David Cameron was paid more than $1-million a year to lobby for the finance company Greensill Capital.
The Financial Times reports the former prime minister received a salary of £720,000 for his part-time advisory role at the firm run by the Australian financier, Lex Greensill. That figure made him one of the company’s highest earners with the head of its American division earning less than half Mr Cameron’s wage packet.
Before it collapsed into administration the company found itself at the centre of Westminster’s biggest sleaze scandal in a generation, after Mr Cameron’s efforts to lobby on behalf of Greensill by sending dozens of texts to Chancellor Rishi Sunak and other senior government figures were revealed.
The former prime minister tried to get the company access to government-backed emergency coronavirus loans. Mr Cameron was contracted to work 25 days a year as an adviser to the company’s board, meaning that he would have earned £28,800 a day.
When Mr Cameron gave evidence to MPs about the Greensill scandal in May, he said that he had been paid far more than he earned as prime minister, but refused to disclose the figure.

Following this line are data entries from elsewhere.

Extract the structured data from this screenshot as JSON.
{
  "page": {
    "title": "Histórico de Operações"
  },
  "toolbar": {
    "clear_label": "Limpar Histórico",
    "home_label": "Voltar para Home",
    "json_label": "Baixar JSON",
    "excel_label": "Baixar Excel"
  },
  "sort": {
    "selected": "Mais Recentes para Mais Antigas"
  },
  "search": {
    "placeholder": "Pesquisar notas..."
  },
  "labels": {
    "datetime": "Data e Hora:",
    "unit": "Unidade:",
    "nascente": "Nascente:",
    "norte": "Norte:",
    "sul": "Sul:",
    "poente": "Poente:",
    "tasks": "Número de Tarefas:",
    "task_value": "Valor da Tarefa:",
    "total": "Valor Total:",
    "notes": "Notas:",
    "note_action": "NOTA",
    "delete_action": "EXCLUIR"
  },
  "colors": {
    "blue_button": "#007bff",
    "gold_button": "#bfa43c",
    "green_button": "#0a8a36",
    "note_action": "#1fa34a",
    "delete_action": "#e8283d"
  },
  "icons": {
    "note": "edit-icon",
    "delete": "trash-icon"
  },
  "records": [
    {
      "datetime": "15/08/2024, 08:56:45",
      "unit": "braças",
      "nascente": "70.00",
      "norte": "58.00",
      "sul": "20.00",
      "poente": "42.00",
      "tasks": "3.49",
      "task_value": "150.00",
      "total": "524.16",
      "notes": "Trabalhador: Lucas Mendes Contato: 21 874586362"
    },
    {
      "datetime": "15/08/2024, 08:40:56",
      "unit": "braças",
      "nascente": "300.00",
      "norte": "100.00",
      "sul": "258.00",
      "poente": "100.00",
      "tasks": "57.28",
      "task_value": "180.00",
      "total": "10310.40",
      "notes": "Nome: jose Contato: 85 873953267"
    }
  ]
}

His annual salary at No.10 was £150,000.
He told the Treasury select committee that he lobbied on behalf of Greensill Capital because he believed that it “had a really good idea for how to help extend credit to thousands of businesses”.
A request for a comment from Mr Cameron’s spokesman went unanswered.